Rivalries, whether including teams, countries, or individuals, are a core part of sports. Rivalries earn their stripes over time, with great performances, consequential matchups, and ultimately longevity, giving fans a body of work that provide a bevy of memories.
Many rivalries are intense, sometimes going too far amongst supporters (usually the participants don’t get that crazy). But like much in sports, as fans we identify with the athletes, attach our mood, mindset, or self-esteem to the outcome of their competition. What I love to see is a rivalry over time that brings out the best in both parties – that often happens – and ultimately is defined by wonderful sportsmanship and even friendship.
One of the articles featured this week from the Washington Post, profiles two of the top athletes when I was growing up, women’s tennis legends Martina Navratilova and Chris Evert. From different countries, with different playing styles, these two often found themselves playing each other for the largest stakes in their sport, grand slam titles. They dominated the sport and were brilliant while doing that.
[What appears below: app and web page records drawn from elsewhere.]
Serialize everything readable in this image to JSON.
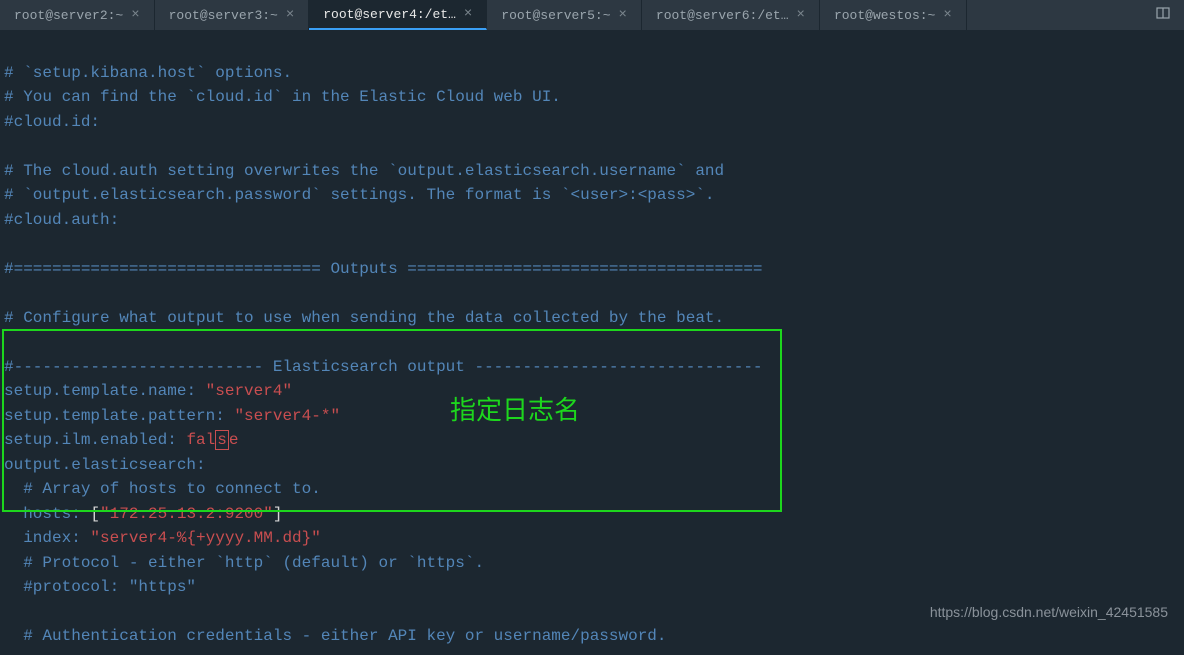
{
  "tabs": [
    {
      "label": "root@server2:~",
      "active": false
    },
    {
      "label": "root@server3:~",
      "active": false
    },
    {
      "label": "root@server4:/et…",
      "active": true
    },
    {
      "label": "root@server5:~",
      "active": false
    },
    {
      "label": "root@server6:/et…",
      "active": false
    },
    {
      "label": "root@westos:~",
      "active": false
    }
  ],
  "config": {
    "line1": "# `setup.kibana.host` options.",
    "line2": "# You can find the `cloud.id` in the Elastic Cloud web UI.",
    "line3": "#cloud.id:",
    "line4": "",
    "line5": "# The cloud.auth setting overwrites the `output.elasticsearch.username` and",
    "line6": "# `output.elasticsearch.password` settings. The format is `<user>:<pass>`.",
    "line7": "#cloud.auth:",
    "line8": "",
    "line9": "#================================ Outputs =====================================",
    "line10": "",
    "line11": "# Configure what output to use when sending the data collected by the beat.",
    "line12": "",
    "line13": "#-------------------------- Elasticsearch output ------------------------------",
    "templateName": {
      "key": "setup.template.name",
      "value": "\"server4\""
    },
    "templatePattern": {
      "key": "setup.template.pattern",
      "value": "\"server4-*\""
    },
    "ilmEnabled": {
      "key": "setup.ilm.enabled",
      "value_pre": "fal",
      "value_cursor": "s",
      "value_post": "e"
    },
    "outputEs": {
      "key": "output.elasticsearch",
      "colon": ":"
    },
    "arrayComment": "  # Array of hosts to connect to.",
    "hosts": {
      "indent": "  ",
      "key": "hosts",
      "bracket_open": "[",
      "value": "\"172.25.13.2:9200\"",
      "bracket_close": "]"
    },
    "index": {
      "indent": "  ",
      "key": "index",
      "value": "\"server4-%{+yyyy.MM.dd}\""
    },
    "protocolComment1": "  # Protocol - either `http` (default) or `https`.",
    "protocolComment2": "  #protocol: \"https\"",
    "line_blank": "",
    "authComment": "  # Authentication credentials - either API key or username/password."
  },
  "annotation": "指定日志名",
  "watermark": "https://blog.csdn.net/weixin_42451585"
}
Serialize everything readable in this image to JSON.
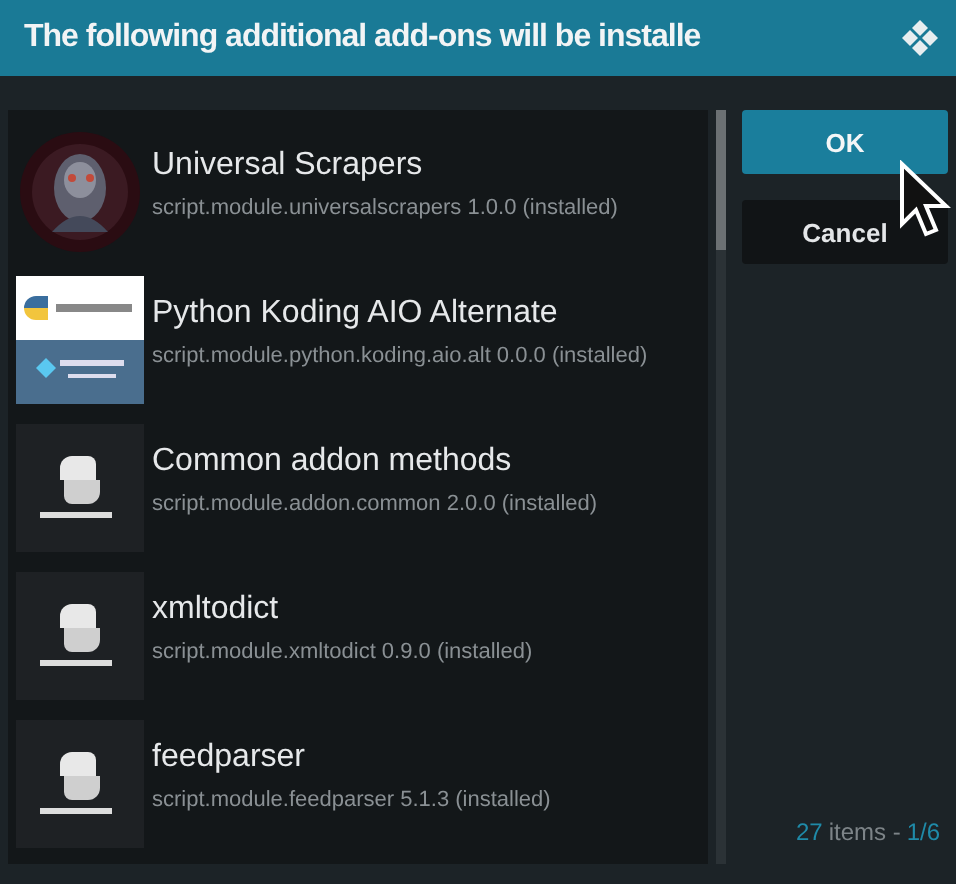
{
  "window": {
    "title": "The following additional add-ons will be installe"
  },
  "addons": [
    {
      "name": "Universal Scrapers",
      "detail": "script.module.universalscrapers 1.0.0 (installed)",
      "kind": "picture"
    },
    {
      "name": "Python Koding AIO Alternate",
      "detail": "script.module.python.koding.aio.alt 0.0.0 (installed)",
      "kind": "combo"
    },
    {
      "name": "Common addon methods",
      "detail": "script.module.addon.common 2.0.0 (installed)",
      "kind": "python"
    },
    {
      "name": "xmltodict",
      "detail": "script.module.xmltodict 0.9.0 (installed)",
      "kind": "python"
    },
    {
      "name": "feedparser",
      "detail": "script.module.feedparser 5.1.3 (installed)",
      "kind": "python"
    }
  ],
  "buttons": [
    {
      "label": "OK",
      "selected": true
    },
    {
      "label": "Cancel",
      "selected": false
    }
  ],
  "footer": {
    "count": "27",
    "unit": "items -",
    "page": "1/6"
  }
}
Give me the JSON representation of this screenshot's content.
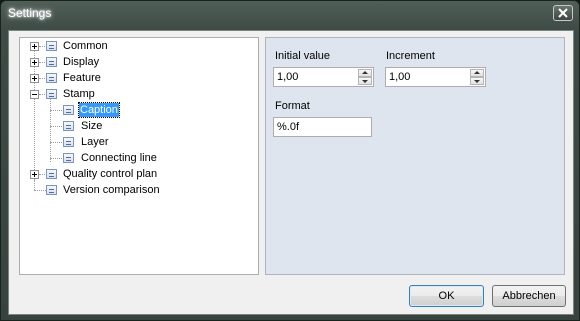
{
  "window": {
    "title": "Settings"
  },
  "tree": {
    "items": [
      {
        "label": "Common",
        "expander": "plus"
      },
      {
        "label": "Display",
        "expander": "plus"
      },
      {
        "label": "Feature",
        "expander": "plus"
      },
      {
        "label": "Stamp",
        "expander": "minus"
      },
      {
        "label": "Caption",
        "selected": true
      },
      {
        "label": "Size"
      },
      {
        "label": "Layer"
      },
      {
        "label": "Connecting line"
      },
      {
        "label": "Quality control plan",
        "expander": "plus"
      },
      {
        "label": "Version comparison"
      }
    ]
  },
  "panel": {
    "initial_value": {
      "label": "Initial value",
      "value": "1,00"
    },
    "increment": {
      "label": "Increment",
      "value": "1,00"
    },
    "format": {
      "label": "Format",
      "value": "%.0f"
    }
  },
  "buttons": {
    "ok": "OK",
    "cancel": "Abbrechen"
  },
  "icons": {
    "close": "close-icon",
    "node": "settings-node-icon",
    "expand": "expand-plus-icon",
    "collapse": "collapse-minus-icon"
  }
}
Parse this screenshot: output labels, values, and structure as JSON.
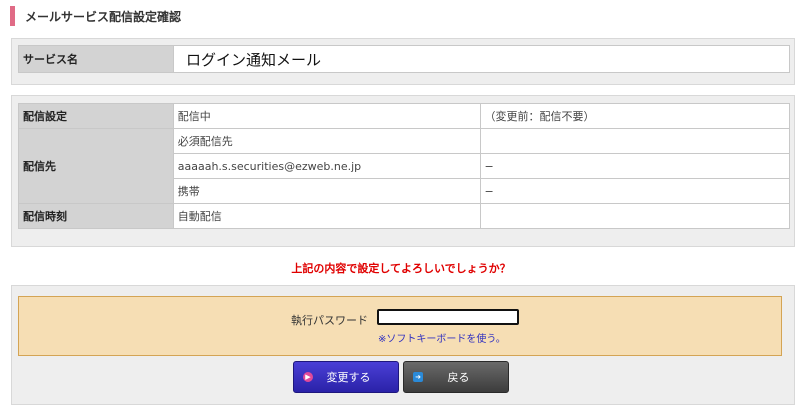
{
  "header": {
    "title": "メールサービス配信設定確認"
  },
  "service": {
    "label": "サービス名",
    "value": "ログイン通知メール"
  },
  "settings": {
    "delivery_setting": {
      "label": "配信設定",
      "value": "配信中",
      "note": "（変更前：配信不要）"
    },
    "destination": {
      "label": "配信先",
      "rows": [
        {
          "value": "必須配信先",
          "note": ""
        },
        {
          "value": "aaaaah.s.securities@ezweb.ne.jp",
          "note": "−"
        },
        {
          "value": "携帯",
          "note": "−"
        }
      ]
    },
    "time": {
      "label": "配信時刻",
      "value": "自動配信",
      "note": ""
    }
  },
  "confirm_text": "上記の内容で設定してよろしいでしょうか？",
  "password": {
    "label": "執行パスワード",
    "value": "",
    "keyboard_link": "※ソフトキーボードを使う。"
  },
  "buttons": {
    "change": "変更する",
    "back": "戻る"
  },
  "colors": {
    "accent": "#e06b86",
    "warning": "#e00000",
    "password_bg": "#f6deb4",
    "change_button": "#2a22a8",
    "back_button": "#3c3c3c"
  }
}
These legends are admired much for the way they carried themselves and respected the sport. And that is what really stands out for me. For individuals to elevate themselves and their sport through honest competition and brilliant performances, makes us all better and further strengthens the sport, allowing fans and athletes to learn how they themselves can be brilliant, on and off the court. Both Martina and Chris are being challenged by their toughest opponent, cancer, and find strength in their history, their present, and hopefully a long-shared future.
If you think others would like to receive the newsletter, please feel free to forward it on or have them contact us directly at firstname.lastname@example.org. (If you do not want to receive the newsletter anymore you can use the Unsubscribe button at the end of the email).
So, enjoy. And have a good week.
MLB draft 2023: Arjun Nimmala swaps cricket for baseball (ESPN)
Mark Walter Group Acquires PHF, Making Way For #OneLeague In Women’s Hockey (Forbes)
The UEFA Champions League starts here: In far-flung Iceland, where small clubs dream big (ESPN)
The Converse Chuck Taylor and why it’s ‘still the greatest shoe of all time’ (The Athletic)
This Former Marine Had Her Leg Amputated — Now She’s Climbing the World’s Tallest Mountains (Nice News)
Bitter rivals. Beloved friends. Survivors. (Washington Post)
FIFA’s game changer — from police raids to records, growth and reform (ABC News)
Homeless World Cup brings its message of hope to California (Reuters)
Baseball players are staying mindful on the diamond with barefoot walks in the grass (ABC News)
Australia and New Zealand Are Eager to Show a More Inclusive Version of Themselves (SI)
More About Us
Our goal is to have Sports Doing Good be a portal housing original content and excerpts from and links to the increasing number of articles, websites, video, and other media that showcase the good in sports and society. We aim to celebrate those concepts, activities, events, and individuals by highlighting them for a wider audience. Much of the news today, whether sports- related or not, is incredibly negative and increasingly polarizing, biased, and quite annoying. We are trying to refocus some of the discussion on the good, with a focus on sports.
Our mission is to have Sport Doing Good be a consistent, and significant, contributor to the areas of sports, social responsibility, and development. We look forward to partnering with other stakeholders in producing content, in creating and/or sponsoring athletic and service events, knowledge sharing, and conferences/seminars, and even having a commercial arm that could be the source of innovative social businesses.
We invite you to send in news, press releases, and guest pieces for possible publication, and email us with suggestions about the content and format of the newsletter and Sports Doing Good website.
Sarbjit “Sab” Singh
Sports Doing Good Newsletter #419
July 16 – July 29, 2023